The Australian Wheat Board (AWB), which until recently had a longstanding government-backed monopoly on the wheat trade, had been paying kickbacks to Iraq under the United Nations Oil-for-Food program. The purpose: to secure about 90 per cent of that lucrative market. Of the thousands of companies around the world that were involved in rorting the program, which ran between 1996-2003, AWB topped the list. It paid $A300 million ($US222 million at the time) in bribes, disguised as “trucking fees”. Now no one’s to blame – at least, not in Australia – but the stigma remains. Professional investigation, combining state-of-the-art skills like computer forensics and transactional analysis, could have picked this activity up quickly and nipped it in the bud, even if the culprits had cleverly covered their tracks.

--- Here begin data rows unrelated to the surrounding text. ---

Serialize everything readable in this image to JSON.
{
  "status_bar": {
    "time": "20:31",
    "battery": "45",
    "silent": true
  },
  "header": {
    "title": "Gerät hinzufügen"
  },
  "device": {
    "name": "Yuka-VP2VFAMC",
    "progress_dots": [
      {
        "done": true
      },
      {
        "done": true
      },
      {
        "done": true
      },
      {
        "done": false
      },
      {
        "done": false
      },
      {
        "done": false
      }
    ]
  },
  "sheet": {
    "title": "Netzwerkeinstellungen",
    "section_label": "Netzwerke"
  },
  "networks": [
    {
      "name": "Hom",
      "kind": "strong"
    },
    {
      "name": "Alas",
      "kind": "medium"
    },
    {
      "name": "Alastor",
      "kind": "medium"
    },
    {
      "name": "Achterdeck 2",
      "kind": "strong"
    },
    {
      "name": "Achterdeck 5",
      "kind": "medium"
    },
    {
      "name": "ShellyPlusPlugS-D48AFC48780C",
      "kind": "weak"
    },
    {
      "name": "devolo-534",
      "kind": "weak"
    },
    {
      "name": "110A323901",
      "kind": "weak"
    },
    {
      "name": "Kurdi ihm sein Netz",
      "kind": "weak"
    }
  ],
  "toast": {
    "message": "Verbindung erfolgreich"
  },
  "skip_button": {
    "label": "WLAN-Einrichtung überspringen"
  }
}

Today, AWB Limited is an independent trader, without its earlier monopoly and without the 11 executives who tarnished its reputation. It wants to move on, but is dogged by the scandal. This latest development – arising out of legal advice from a senior Australian attorney who declared that, “the prospect of convictions was limited and ‘not in the national interest’” – only serves to exacerbate the situation. The Australian Government too, is left in the lurch, for it was the government of each supplying country that had promised the UN that it would scrutinise the bona fides and activities of each of the companies involved.
While the Australian Securities and Investments Commission, the nation’s corporate watchdog, still has its own investigation under way, legal experts doubt that it will now achieve much.